(CN) — A newly discovered, 110-million-year-old theropod’s elaborate appearance, including pairs of blades protruding backwards from its shoulders, suggest the bright plumage and courtship displays seen in today’s birds may date further back than scientists previously believed.
“We’ve been perhaps too conservative in our reconstruction of other dinosaurs. I think we have to be a bit more imaginative,” said Robert Smyth, a paleobiologist at the University of Portsmouth in England and the lead author of a study published Monday in Cretaceous Research about the new dinosaur.
Ubirajara jubatis — “lord of the spear” in an indigenous Brazilian Tupi language — was a carnivorous theropod, a member of that clade of dinosaurs sporting hollow bones and three-toed limbs. The most popularly known theropod is likely the Tyrannosaurus rex, a giant compared to Ubirajara, which was about the size of a chicken.
Well-preserved remains allowed Smyth and his colleagues to find that Ubirajara sported a long fur mane along its back and featured unique long, flat, stiff “ribbons” that jutted outward and backward from its shoulders.
“It’s really unusual in that it preserves really elaborate display plumage,” Smyth said in an interview. “This includes a mane of really elongated monofilaments along the animal’s back, and something we’ve never seen before in any kind of dinosaur or bird: these weird, broad ribbon-slash-bladelike structures that appear to come out from the animal’s shoulder blade.”
A sharp ridge ran down the middle of each ribbon, each of which jutted out and away from the dinosaur’s limbs so they wouldn’t interfere with its movement.
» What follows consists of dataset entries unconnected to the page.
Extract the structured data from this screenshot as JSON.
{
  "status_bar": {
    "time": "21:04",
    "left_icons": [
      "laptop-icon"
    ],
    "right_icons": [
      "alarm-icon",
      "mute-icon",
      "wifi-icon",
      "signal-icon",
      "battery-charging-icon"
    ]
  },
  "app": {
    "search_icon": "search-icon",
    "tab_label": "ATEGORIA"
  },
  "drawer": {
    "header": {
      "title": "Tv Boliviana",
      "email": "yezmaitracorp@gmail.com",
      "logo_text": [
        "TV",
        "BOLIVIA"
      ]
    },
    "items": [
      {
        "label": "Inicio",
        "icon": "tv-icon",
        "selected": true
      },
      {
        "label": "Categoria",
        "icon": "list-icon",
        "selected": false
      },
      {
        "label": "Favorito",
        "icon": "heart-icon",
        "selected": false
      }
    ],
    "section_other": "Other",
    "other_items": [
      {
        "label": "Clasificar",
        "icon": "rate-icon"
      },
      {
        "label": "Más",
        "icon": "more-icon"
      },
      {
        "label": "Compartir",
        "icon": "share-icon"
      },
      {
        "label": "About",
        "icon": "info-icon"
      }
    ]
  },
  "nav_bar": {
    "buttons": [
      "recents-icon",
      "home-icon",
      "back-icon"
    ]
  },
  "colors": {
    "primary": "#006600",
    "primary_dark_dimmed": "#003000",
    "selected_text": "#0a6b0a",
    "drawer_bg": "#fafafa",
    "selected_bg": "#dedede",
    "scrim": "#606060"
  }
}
“They could perhaps have been used for other types of social interactions, maybe threat displays, or — whenever you see elaborate displays like that, in modern birds, it’s been normally evolved for the purposes of intra-specific communication: communicating with members of the same species,” Smyth said.
Ubirajara could have been an early step toward the development of the extravagant, showy inclinations seen in peacocks and other contemporary birds — the world’s only still-living dinosaurs, descended from theropods themselves — and their bright plumage and elaborate courtship rituals.
“All the really elaborate and extravagant display behaviors that we see in birds — for a long time we thought those were uniquely avian characteristics, we believed they were restricted to those dinosaurs that were really closely related to birds,” Smyth said. “This new dinosaur shows us the link, that capacity for integumentary [skin-protruding] structures to become really elaborate goes really deep in the evolution of feathers, almost to the beginning.”
The Ubirajara specimen was preserved between two slabs of limestone in an ancient lagoon located in northeastern Brazil’s Crato Crato Formation. An X-ray scan revealed skeletal remains and soft tissue, providing the researchers rare insight into the individual’s ancient anatomy.
“The conditions in this lagoon are really beneficial to the fossilization process because they inhibit decomposition and this allows structures like soft tissues … to be preserved,” Smyth said.
If it weren’t for the high-quality fossils, Smyth and his colleagues would never have guessed Ubirajara had its showy blades or mane. Nor could they have known that these features were composed of keratin, the same fibrous protein that makes up anatomical parts such as claws, feathers, fur, hair and nails.
Smyth said keratin is less resource-intensive for bodies to produce, and can be more easily replaced or repaired if damaged. The bony crests of other dinosaurs, by comparison, were heavier and more dangerous if broken.
“Really the most, I think, exciting part is that this is the earliest example, from the theropod family tree, of these really elaborate structures,” he said. “Elaborate feathery displays go way further back into the dinosaur lineage than we had previously supposed.”